Looking at upcoming economic data, currency traders will be watching nonfarm payrolls. Given widespread expectations for continued rate hikes, nonfarm payrolls are an important indicator for future monetary policy. Jobs figures have become particularly important as wage inflation rises to multi-year highs (currently above 3.5%). As late-cycle inflation accelerates, the US Federal Reserve is more likely to raise interest rates. With both growth and inflation on an accelerating trend, the "data dependent" Federal Reserve has all the supporting evidence it needs to keep raising rates. Our short-term and medium-term outlook on the dollar is bullish.
USD/JPY is down slightly today and currently trading above 109.0. EUR/USD is flat and trading above 1.1980. GBP/USD is flat, and currently above 1.3570.

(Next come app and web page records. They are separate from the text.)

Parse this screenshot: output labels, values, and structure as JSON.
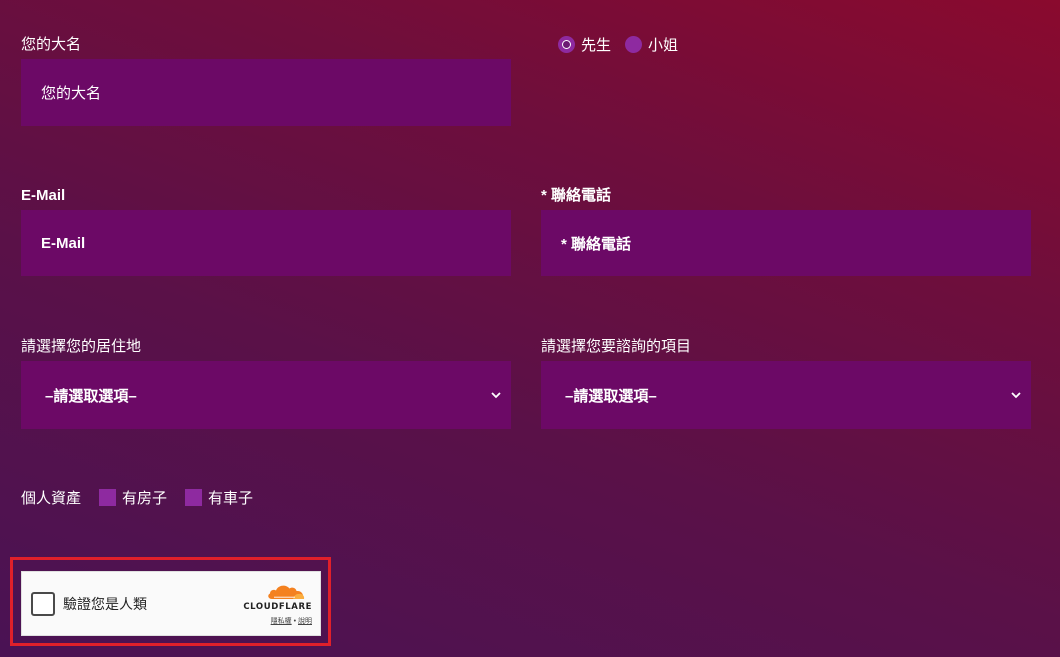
{
  "form": {
    "name": {
      "label": "您的大名",
      "placeholder": "您的大名"
    },
    "gender": {
      "options": [
        {
          "label": "先生",
          "checked": true
        },
        {
          "label": "小姐",
          "checked": false
        }
      ]
    },
    "email": {
      "label": "E-Mail",
      "placeholder": "E-Mail"
    },
    "phone": {
      "label": "* 聯絡電話",
      "placeholder": "* 聯絡電話"
    },
    "residence": {
      "label": "請選擇您的居住地",
      "selected": "–請選取選項–"
    },
    "consult_item": {
      "label": "請選擇您要諮詢的項目",
      "selected": "–請選取選項–"
    },
    "assets": {
      "label": "個人資產",
      "options": [
        {
          "label": "有房子",
          "checked": false
        },
        {
          "label": "有車子",
          "checked": false
        }
      ]
    }
  },
  "turnstile": {
    "prompt": "驗證您是人類",
    "brand": "CLOUDFLARE",
    "privacy": "隱私權",
    "separator": "•",
    "help": "說明"
  },
  "colors": {
    "field_bg": "#6c0966",
    "accent_purple": "#8e2aa0",
    "highlight_border": "#e0202a",
    "cloudflare_orange": "#f48120"
  },
  "icons": {
    "select_chevron": "chevron-down-icon",
    "brand_logo": "cloudflare-cloud-icon"
  }
}
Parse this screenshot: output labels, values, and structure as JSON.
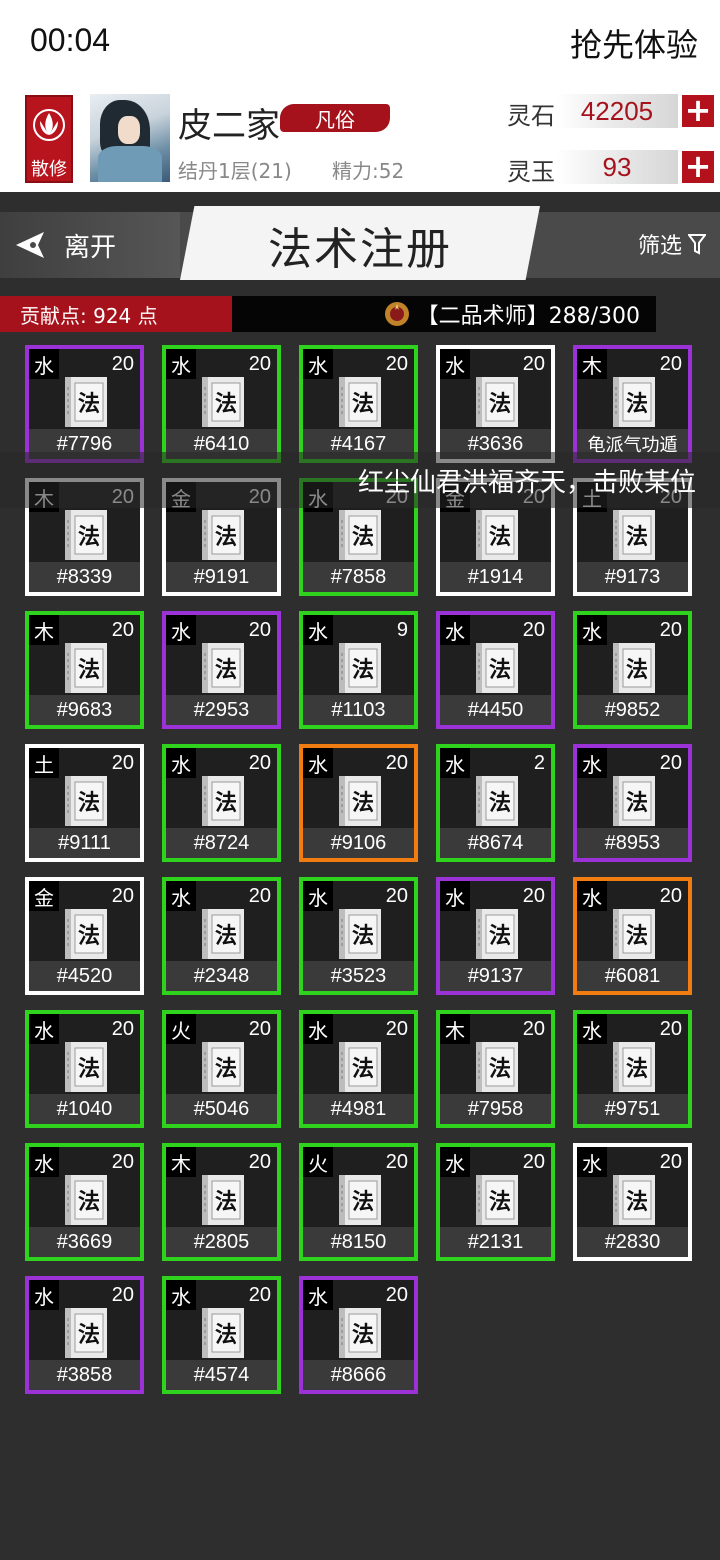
{
  "status_bar": {
    "time": "00:04",
    "early_access": "抢先体验"
  },
  "player": {
    "sect_badge": "散修",
    "name": "皮二家",
    "rank_tag": "凡俗",
    "realm": "结丹1层(21)",
    "energy": "精力:52"
  },
  "resources": [
    {
      "label": "灵石",
      "value": "42205"
    },
    {
      "label": "灵玉",
      "value": "93"
    }
  ],
  "nav": {
    "leave": "离开",
    "title": "法术注册",
    "filter": "筛选"
  },
  "contribution": {
    "points": "贡献点: 924 点",
    "rank": "【二品术师】288/300"
  },
  "book_glyph": "法",
  "broadcast": "红尘仙君洪福齐天，击败某位",
  "colors": {
    "green": "#2fd21c",
    "purple": "#9b32d8",
    "white": "#ffffff",
    "orange": "#f07c12",
    "accent_red": "#a5121b"
  },
  "cards": [
    {
      "element": "水",
      "level": "20",
      "id": "#7796",
      "quality": "purple"
    },
    {
      "element": "水",
      "level": "20",
      "id": "#6410",
      "quality": "green"
    },
    {
      "element": "水",
      "level": "20",
      "id": "#4167",
      "quality": "green"
    },
    {
      "element": "水",
      "level": "20",
      "id": "#3636",
      "quality": "white"
    },
    {
      "element": "木",
      "level": "20",
      "id": "龟派气功遁",
      "quality": "purple"
    },
    {
      "element": "木",
      "level": "20",
      "id": "#8339",
      "quality": "white"
    },
    {
      "element": "金",
      "level": "20",
      "id": "#9191",
      "quality": "white"
    },
    {
      "element": "水",
      "level": "20",
      "id": "#7858",
      "quality": "green"
    },
    {
      "element": "金",
      "level": "20",
      "id": "#1914",
      "quality": "white"
    },
    {
      "element": "土",
      "level": "20",
      "id": "#9173",
      "quality": "white"
    },
    {
      "element": "木",
      "level": "20",
      "id": "#9683",
      "quality": "green"
    },
    {
      "element": "水",
      "level": "20",
      "id": "#2953",
      "quality": "purple"
    },
    {
      "element": "水",
      "level": "9",
      "id": "#1103",
      "quality": "green"
    },
    {
      "element": "水",
      "level": "20",
      "id": "#4450",
      "quality": "purple"
    },
    {
      "element": "水",
      "level": "20",
      "id": "#9852",
      "quality": "green"
    },
    {
      "element": "土",
      "level": "20",
      "id": "#9111",
      "quality": "white"
    },
    {
      "element": "水",
      "level": "20",
      "id": "#8724",
      "quality": "green"
    },
    {
      "element": "水",
      "level": "20",
      "id": "#9106",
      "quality": "orange"
    },
    {
      "element": "水",
      "level": "2",
      "id": "#8674",
      "quality": "green"
    },
    {
      "element": "水",
      "level": "20",
      "id": "#8953",
      "quality": "purple"
    },
    {
      "element": "金",
      "level": "20",
      "id": "#4520",
      "quality": "white"
    },
    {
      "element": "水",
      "level": "20",
      "id": "#2348",
      "quality": "green"
    },
    {
      "element": "水",
      "level": "20",
      "id": "#3523",
      "quality": "green"
    },
    {
      "element": "水",
      "level": "20",
      "id": "#9137",
      "quality": "purple"
    },
    {
      "element": "水",
      "level": "20",
      "id": "#6081",
      "quality": "orange"
    },
    {
      "element": "水",
      "level": "20",
      "id": "#1040",
      "quality": "green"
    },
    {
      "element": "火",
      "level": "20",
      "id": "#5046",
      "quality": "green"
    },
    {
      "element": "水",
      "level": "20",
      "id": "#4981",
      "quality": "green"
    },
    {
      "element": "木",
      "level": "20",
      "id": "#7958",
      "quality": "green"
    },
    {
      "element": "水",
      "level": "20",
      "id": "#9751",
      "quality": "green"
    },
    {
      "element": "水",
      "level": "20",
      "id": "#3669",
      "quality": "green"
    },
    {
      "element": "木",
      "level": "20",
      "id": "#2805",
      "quality": "green"
    },
    {
      "element": "火",
      "level": "20",
      "id": "#8150",
      "quality": "green"
    },
    {
      "element": "水",
      "level": "20",
      "id": "#2131",
      "quality": "green"
    },
    {
      "element": "水",
      "level": "20",
      "id": "#2830",
      "quality": "white"
    },
    {
      "element": "水",
      "level": "20",
      "id": "#3858",
      "quality": "purple"
    },
    {
      "element": "水",
      "level": "20",
      "id": "#4574",
      "quality": "green"
    },
    {
      "element": "水",
      "level": "20",
      "id": "#8666",
      "quality": "purple"
    }
  ]
}
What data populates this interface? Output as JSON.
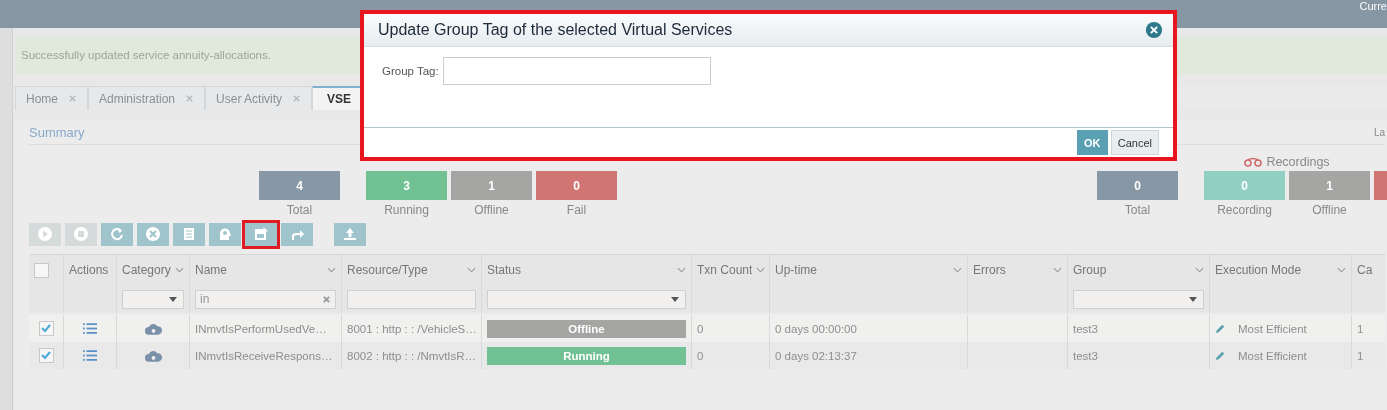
{
  "top_bar": {
    "text": "Curre"
  },
  "message": "Successfully updated service annuity-allocations.",
  "tabs": [
    {
      "label": "Home",
      "selected": false,
      "closable": true
    },
    {
      "label": "Administration",
      "selected": false,
      "closable": true
    },
    {
      "label": "User Activity",
      "selected": false,
      "closable": true
    },
    {
      "label": "VSE",
      "selected": true,
      "closable": false
    }
  ],
  "summary": {
    "title": "Summary",
    "right_text": "La"
  },
  "service_stats": [
    {
      "value": "4",
      "label": "Total",
      "color": "#8797a5"
    },
    {
      "value": "3",
      "label": "Running",
      "color": "#72c194"
    },
    {
      "value": "1",
      "label": "Offline",
      "color": "#a5a5a3"
    },
    {
      "value": "0",
      "label": "Fail",
      "color": "#d17474"
    }
  ],
  "recordings": {
    "title": "Recordings",
    "stats": [
      {
        "value": "0",
        "label": "Total",
        "color": "#8797a5"
      },
      {
        "value": "0",
        "label": "Recording",
        "color": "#90cfc1"
      },
      {
        "value": "1",
        "label": "Offline",
        "color": "#a5a5a3"
      },
      {
        "color": "#d17474"
      }
    ]
  },
  "toolbar": [
    {
      "kind": "play",
      "disabled": true,
      "highlighted": false
    },
    {
      "kind": "stop",
      "disabled": true,
      "highlighted": false
    },
    {
      "kind": "refresh",
      "disabled": false,
      "highlighted": false
    },
    {
      "kind": "delete",
      "disabled": false,
      "highlighted": false
    },
    {
      "kind": "document",
      "disabled": false,
      "highlighted": false
    },
    {
      "kind": "head",
      "disabled": false,
      "highlighted": false
    },
    {
      "kind": "save",
      "disabled": false,
      "highlighted": true
    },
    {
      "kind": "share",
      "disabled": false,
      "highlighted": false
    },
    {
      "kind": "upload",
      "disabled": false,
      "highlighted": false
    }
  ],
  "table": {
    "header_checkbox": {
      "checked": false
    },
    "columns": [
      {
        "label": "Actions",
        "sortable": false,
        "filter": {
          "kind": "none"
        }
      },
      {
        "label": "Category",
        "sortable": true,
        "filter": {
          "kind": "select"
        }
      },
      {
        "label": "Name",
        "sortable": true,
        "filter": {
          "kind": "text",
          "value": "in"
        }
      },
      {
        "label": "Resource/Type",
        "sortable": true,
        "filter": {
          "kind": "text"
        }
      },
      {
        "label": "Status",
        "sortable": true,
        "filter": {
          "kind": "select"
        }
      },
      {
        "label": "Txn Count",
        "sortable": true,
        "filter": {
          "kind": "none"
        }
      },
      {
        "label": "Up-time",
        "sortable": true,
        "filter": {
          "kind": "none"
        }
      },
      {
        "label": "Errors",
        "sortable": true,
        "filter": {
          "kind": "none"
        }
      },
      {
        "label": "Group",
        "sortable": true,
        "filter": {
          "kind": "select"
        }
      },
      {
        "label": "Execution Mode",
        "sortable": true,
        "filter": {
          "kind": "none"
        }
      },
      {
        "label": "Ca",
        "filter": {
          "kind": "none"
        }
      }
    ],
    "rows": [
      {
        "checked": true,
        "name": "INmvtIsPerformUsedVe…",
        "resource": "8001 : http : : /VehicleS…",
        "status": {
          "label": "Offline",
          "color": "#a5a5a3"
        },
        "txn_count": "0",
        "uptime": "0 days 00:00:00",
        "group": "test3",
        "execution_mode": "Most Efficient",
        "column_12": "1"
      },
      {
        "checked": true,
        "name": "INmvtIsReceiveRespons…",
        "resource": "8002 : http : : /NmvtIsR…",
        "status": {
          "label": "Running",
          "color": "#72c194"
        },
        "txn_count": "0",
        "uptime": "0 days 02:13:37",
        "group": "test3",
        "execution_mode": "Most Efficient",
        "column_12": "1"
      }
    ]
  },
  "modal": {
    "title": "Update Group Tag of the selected Virtual Services",
    "field": {
      "label": "Group Tag:"
    },
    "buttons": [
      {
        "label": "OK",
        "kind": "primary"
      },
      {
        "label": "Cancel",
        "kind": "secondary"
      }
    ]
  }
}
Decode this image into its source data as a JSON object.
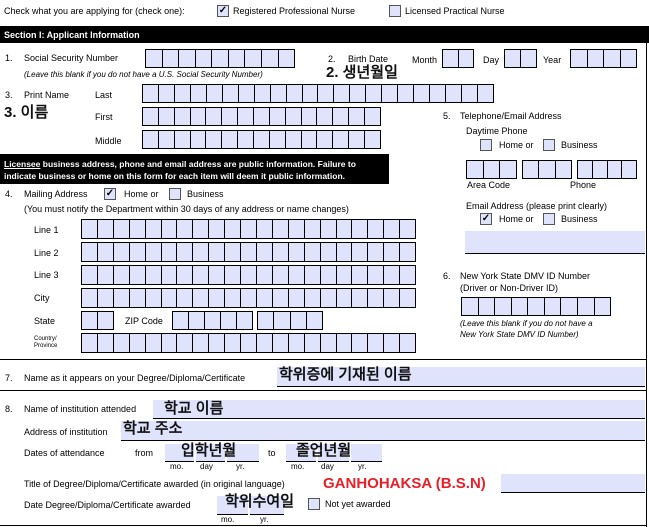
{
  "header": {
    "prompt": "Check what you are applying for (check one):",
    "rn_label": "Registered Professional Nurse",
    "rn_checked": "✓",
    "lpn_label": "Licensed Practical Nurse"
  },
  "section_title": "Section I: Applicant Information",
  "ssn": {
    "num": "1.",
    "label": "Social Security Number",
    "note": "(Leave this blank if you do not have a U.S. Social Security Number)"
  },
  "birth": {
    "num": "2.",
    "label": "Birth Date",
    "month": "Month",
    "day": "Day",
    "year": "Year",
    "annotation": "2. 생년월일"
  },
  "name": {
    "num": "3.",
    "label": "Print Name",
    "last": "Last",
    "first": "First",
    "middle": "Middle",
    "annotation": "3. 이름"
  },
  "notice": {
    "underlined": "Licensee",
    "line1": " business address, phone and email address are public information. Failure to",
    "line2": "indicate business or home on this form for each item will deem it public information."
  },
  "mailing": {
    "num": "4.",
    "label": "Mailing Address",
    "home_checked": "✓",
    "home": "Home or",
    "business": "Business",
    "note": "(You must notify the Department within 30 days of any address or name changes)",
    "line1": "Line 1",
    "line2": "Line 2",
    "line3": "Line 3",
    "city": "City",
    "state": "State",
    "zip": "ZIP Code",
    "country": "Country/",
    "province": "Province"
  },
  "phone": {
    "num": "5.",
    "label": "Telephone/Email Address",
    "daytime": "Daytime Phone",
    "home": "Home or",
    "business": "Business",
    "area_code": "Area Code",
    "phone": "Phone"
  },
  "email": {
    "label": "Email Address (please print clearly)",
    "home_checked": "✓",
    "home": "Home or",
    "business": "Business"
  },
  "dmv": {
    "num": "6.",
    "label": "New York State DMV ID Number",
    "sublabel": "(Driver or Non-Driver ID)",
    "note1": "(Leave this blank if you do not have a",
    "note2": "New York State DMV ID Number)"
  },
  "degree_name": {
    "num": "7.",
    "label": "Name as it appears on your Degree/Diploma/Certificate",
    "value": "학위증에 기재된 이름"
  },
  "institution": {
    "num": "8.",
    "name_label": "Name of institution attended",
    "name_value": "학교 이름",
    "address_label": "Address of institution",
    "address_value": "학교 주소",
    "dates_label": "Dates of attendance",
    "from": "from",
    "to": "to",
    "from_value": "입학년월",
    "to_value": "졸업년월",
    "mo": "mo.",
    "day": "day",
    "yr": "yr.",
    "title_label": "Title of Degree/Diploma/Certificate awarded (in original language)",
    "title_value": "GANHOHAKSA (B.S.N)",
    "date_label": "Date Degree/Diploma/Certificate awarded",
    "date_value": "학위수여일",
    "not_yet": "Not yet awarded"
  }
}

This is an important week for the US dollar economic calendar thanks to an upcoming Federal Reserve interest rate decision and nonfarm payroll figures. Core personal consumption expenditures for March (2%) met expectations. The Chicago purchasing manager’s index for April (57.6 vs. 57.9 expected), March pending home sales (-4.4% vs. -0.1% expected), and the Dallas Fed manufacturing business index for April (21.8 vs. 25 expected) all missed expectations. Markit manufacturing PMIs for April (56.5) met expectations while comparable ISM figures (57.3 vs. 58.3 expected) missed expectations. ISM prices paid (79.3 vs. 78 expected) were ahead of expectations. The Fed’s monetary policy statement suggested that the institution is comfortable with rates within an average range of two percent. ADP employment changes for April (204k vs 200k expected) were slightly ahead of expectations. The March trade balance (-$49b vs. -$50b expected), weekly initial jobless claims (211k vs. 225k expected), April Markit services PMIs (54.6 vs. 54.4 expected), and MoM March factory orders (1.6% vs. 1.4% expected) were ahead of expectations. Q1 nonfarm productivity (0.7% vs. 0.9% expected), unit labor costs (2.7% vs. 2.9% expected), and April ISM non-manufacturing PMIs (56.8 vs. 58.1 expected) missed expectations. Later today, we’ll get nonfarm payrolls for April. We’ll also hear speeches from Fed speakers including Dudley, Williams, and Quarles. Last week, Q1 GDP growth was ahead of expectations.
As the dollar rises, we are now bullish on the US dollar. Note that the currency is trading within normal conditions. This is based on technical indicators when looking at a weekly chart.